[Dataset rows describing interfaces]
┄┄┄┄┄┄
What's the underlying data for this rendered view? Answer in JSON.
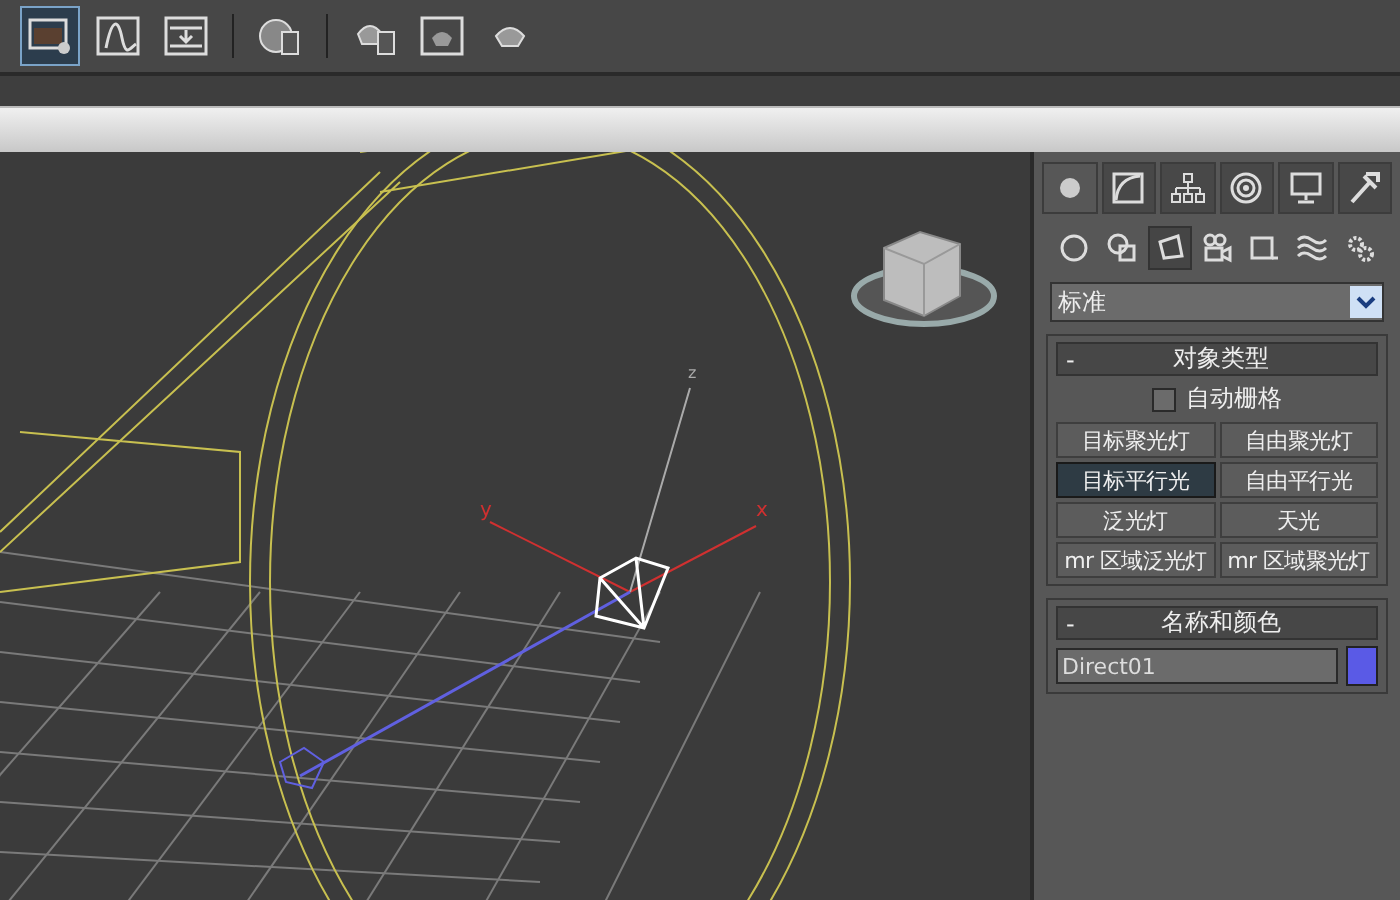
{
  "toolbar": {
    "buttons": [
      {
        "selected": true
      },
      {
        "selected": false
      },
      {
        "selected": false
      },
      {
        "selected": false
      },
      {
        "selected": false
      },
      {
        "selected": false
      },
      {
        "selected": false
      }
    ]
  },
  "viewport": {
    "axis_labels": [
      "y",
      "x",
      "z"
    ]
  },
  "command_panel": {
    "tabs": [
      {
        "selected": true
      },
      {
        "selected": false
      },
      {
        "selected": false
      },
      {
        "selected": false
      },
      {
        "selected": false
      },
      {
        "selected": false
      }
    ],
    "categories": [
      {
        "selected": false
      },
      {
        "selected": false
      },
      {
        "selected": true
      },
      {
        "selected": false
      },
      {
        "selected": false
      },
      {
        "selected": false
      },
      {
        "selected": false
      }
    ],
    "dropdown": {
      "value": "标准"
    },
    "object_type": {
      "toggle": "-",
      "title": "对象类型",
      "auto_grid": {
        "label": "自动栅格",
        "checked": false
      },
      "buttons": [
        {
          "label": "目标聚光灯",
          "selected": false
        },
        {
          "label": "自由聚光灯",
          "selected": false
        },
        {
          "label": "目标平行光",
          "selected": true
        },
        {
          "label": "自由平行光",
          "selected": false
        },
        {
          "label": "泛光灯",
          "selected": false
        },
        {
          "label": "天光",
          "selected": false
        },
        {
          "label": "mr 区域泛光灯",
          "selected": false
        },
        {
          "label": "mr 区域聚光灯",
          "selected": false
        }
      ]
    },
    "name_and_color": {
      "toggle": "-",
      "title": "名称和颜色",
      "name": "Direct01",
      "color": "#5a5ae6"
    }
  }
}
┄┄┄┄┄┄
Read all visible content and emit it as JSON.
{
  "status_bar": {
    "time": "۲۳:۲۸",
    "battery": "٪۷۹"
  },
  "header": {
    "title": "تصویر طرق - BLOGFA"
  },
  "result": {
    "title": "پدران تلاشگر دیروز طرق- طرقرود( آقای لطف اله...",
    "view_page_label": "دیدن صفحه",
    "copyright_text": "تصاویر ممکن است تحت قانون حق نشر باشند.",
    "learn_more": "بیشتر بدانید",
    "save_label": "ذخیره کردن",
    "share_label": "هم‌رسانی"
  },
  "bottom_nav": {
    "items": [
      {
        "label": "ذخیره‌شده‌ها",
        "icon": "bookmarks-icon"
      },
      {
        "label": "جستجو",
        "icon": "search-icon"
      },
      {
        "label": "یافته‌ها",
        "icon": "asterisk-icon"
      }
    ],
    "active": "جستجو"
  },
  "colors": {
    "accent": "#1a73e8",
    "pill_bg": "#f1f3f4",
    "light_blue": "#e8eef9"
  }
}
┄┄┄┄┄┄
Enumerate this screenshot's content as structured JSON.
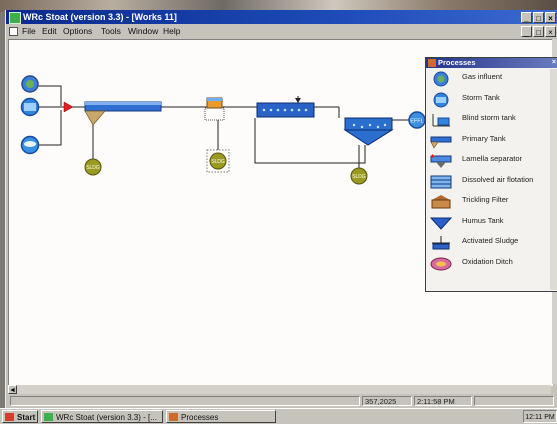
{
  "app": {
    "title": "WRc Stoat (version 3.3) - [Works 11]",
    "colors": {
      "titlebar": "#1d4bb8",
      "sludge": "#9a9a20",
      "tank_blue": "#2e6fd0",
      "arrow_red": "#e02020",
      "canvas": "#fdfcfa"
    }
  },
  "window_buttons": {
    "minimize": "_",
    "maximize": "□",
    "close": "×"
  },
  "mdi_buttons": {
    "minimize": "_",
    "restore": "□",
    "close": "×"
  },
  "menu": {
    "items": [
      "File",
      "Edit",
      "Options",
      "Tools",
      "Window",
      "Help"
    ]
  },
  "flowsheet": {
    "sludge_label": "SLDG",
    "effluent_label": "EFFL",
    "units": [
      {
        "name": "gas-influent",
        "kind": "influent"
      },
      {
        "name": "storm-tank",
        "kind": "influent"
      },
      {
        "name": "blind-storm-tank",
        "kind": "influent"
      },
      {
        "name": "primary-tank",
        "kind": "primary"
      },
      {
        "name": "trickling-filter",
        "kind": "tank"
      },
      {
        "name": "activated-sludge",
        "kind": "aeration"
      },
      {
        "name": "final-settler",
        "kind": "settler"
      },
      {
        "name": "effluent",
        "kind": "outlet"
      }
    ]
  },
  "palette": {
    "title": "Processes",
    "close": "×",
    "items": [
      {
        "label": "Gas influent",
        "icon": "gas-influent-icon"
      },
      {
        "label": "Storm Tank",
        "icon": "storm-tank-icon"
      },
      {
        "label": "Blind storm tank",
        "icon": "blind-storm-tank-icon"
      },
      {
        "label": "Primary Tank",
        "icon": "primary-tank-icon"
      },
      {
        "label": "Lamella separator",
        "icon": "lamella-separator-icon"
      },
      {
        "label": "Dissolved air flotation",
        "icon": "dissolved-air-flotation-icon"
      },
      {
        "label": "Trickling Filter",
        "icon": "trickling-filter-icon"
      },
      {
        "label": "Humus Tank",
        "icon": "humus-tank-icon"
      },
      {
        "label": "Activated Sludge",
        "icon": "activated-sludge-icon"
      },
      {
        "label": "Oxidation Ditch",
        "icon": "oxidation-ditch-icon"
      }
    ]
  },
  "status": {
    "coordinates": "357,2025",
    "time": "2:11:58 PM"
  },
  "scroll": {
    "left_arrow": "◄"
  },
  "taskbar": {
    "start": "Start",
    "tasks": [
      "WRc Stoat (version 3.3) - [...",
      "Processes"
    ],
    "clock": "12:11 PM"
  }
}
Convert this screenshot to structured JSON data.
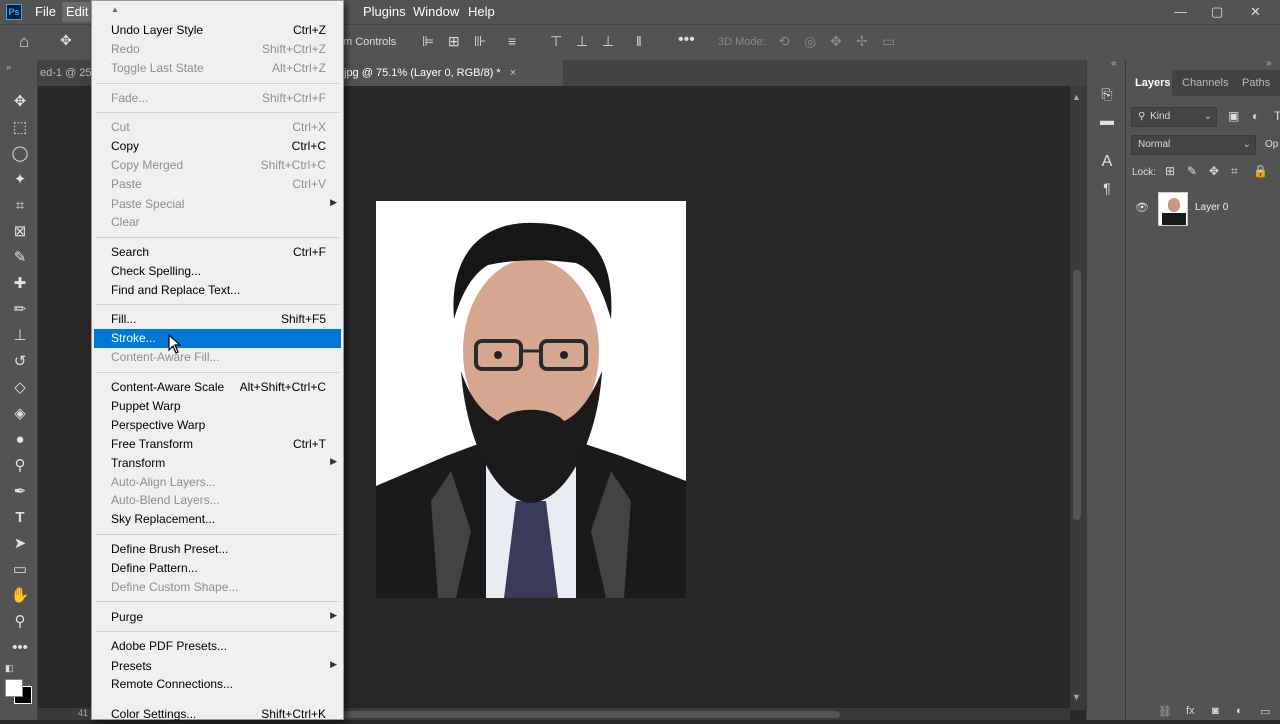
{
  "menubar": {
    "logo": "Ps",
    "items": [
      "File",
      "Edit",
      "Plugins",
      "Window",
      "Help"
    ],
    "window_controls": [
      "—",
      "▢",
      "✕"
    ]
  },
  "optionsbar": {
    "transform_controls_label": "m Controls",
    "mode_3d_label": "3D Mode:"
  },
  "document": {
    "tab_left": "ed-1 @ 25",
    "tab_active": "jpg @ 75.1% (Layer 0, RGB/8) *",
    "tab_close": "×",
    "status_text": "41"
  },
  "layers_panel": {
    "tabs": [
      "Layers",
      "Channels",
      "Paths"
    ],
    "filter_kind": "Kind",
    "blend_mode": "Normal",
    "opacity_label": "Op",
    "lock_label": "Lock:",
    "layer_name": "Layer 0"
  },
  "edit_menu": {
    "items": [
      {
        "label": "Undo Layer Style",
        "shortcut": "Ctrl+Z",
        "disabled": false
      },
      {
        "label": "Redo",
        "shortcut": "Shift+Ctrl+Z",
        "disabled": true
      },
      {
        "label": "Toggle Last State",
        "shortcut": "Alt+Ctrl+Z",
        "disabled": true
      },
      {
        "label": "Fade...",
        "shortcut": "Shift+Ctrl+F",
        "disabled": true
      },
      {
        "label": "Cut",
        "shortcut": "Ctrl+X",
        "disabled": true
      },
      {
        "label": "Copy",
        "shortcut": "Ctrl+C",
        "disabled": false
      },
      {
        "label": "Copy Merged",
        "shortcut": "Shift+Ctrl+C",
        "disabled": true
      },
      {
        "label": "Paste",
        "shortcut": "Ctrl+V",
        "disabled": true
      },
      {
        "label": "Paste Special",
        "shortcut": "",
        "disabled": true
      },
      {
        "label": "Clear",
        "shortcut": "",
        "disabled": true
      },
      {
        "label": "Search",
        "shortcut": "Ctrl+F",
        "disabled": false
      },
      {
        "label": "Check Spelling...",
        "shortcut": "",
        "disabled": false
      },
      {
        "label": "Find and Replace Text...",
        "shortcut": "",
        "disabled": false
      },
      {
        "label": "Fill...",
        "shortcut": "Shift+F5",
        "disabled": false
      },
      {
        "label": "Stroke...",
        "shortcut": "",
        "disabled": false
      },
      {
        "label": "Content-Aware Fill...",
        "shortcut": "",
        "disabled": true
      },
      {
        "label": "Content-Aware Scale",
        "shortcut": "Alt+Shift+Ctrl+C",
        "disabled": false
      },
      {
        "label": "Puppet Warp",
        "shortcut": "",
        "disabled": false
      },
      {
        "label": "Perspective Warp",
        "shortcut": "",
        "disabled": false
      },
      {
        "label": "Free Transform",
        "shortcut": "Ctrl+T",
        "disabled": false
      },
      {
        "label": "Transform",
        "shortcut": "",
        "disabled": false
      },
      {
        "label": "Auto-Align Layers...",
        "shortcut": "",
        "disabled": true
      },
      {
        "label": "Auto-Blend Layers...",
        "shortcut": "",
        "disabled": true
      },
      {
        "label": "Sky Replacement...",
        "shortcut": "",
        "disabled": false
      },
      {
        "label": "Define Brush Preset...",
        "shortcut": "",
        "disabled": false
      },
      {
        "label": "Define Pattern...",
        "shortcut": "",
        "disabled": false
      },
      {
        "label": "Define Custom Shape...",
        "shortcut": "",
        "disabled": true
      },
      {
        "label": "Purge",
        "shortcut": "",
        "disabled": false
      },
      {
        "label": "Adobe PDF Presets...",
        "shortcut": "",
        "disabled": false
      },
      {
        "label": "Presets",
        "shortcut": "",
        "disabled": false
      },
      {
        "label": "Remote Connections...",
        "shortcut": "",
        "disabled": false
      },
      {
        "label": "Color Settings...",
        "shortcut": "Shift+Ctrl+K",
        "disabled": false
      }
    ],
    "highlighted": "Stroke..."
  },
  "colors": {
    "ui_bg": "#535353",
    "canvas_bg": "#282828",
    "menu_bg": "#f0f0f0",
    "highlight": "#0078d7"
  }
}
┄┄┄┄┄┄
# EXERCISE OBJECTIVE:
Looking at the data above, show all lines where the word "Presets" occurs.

# EXERCISE ANSWER:
        "label": "Adobe PDF Presets...",
        "label": "Presets",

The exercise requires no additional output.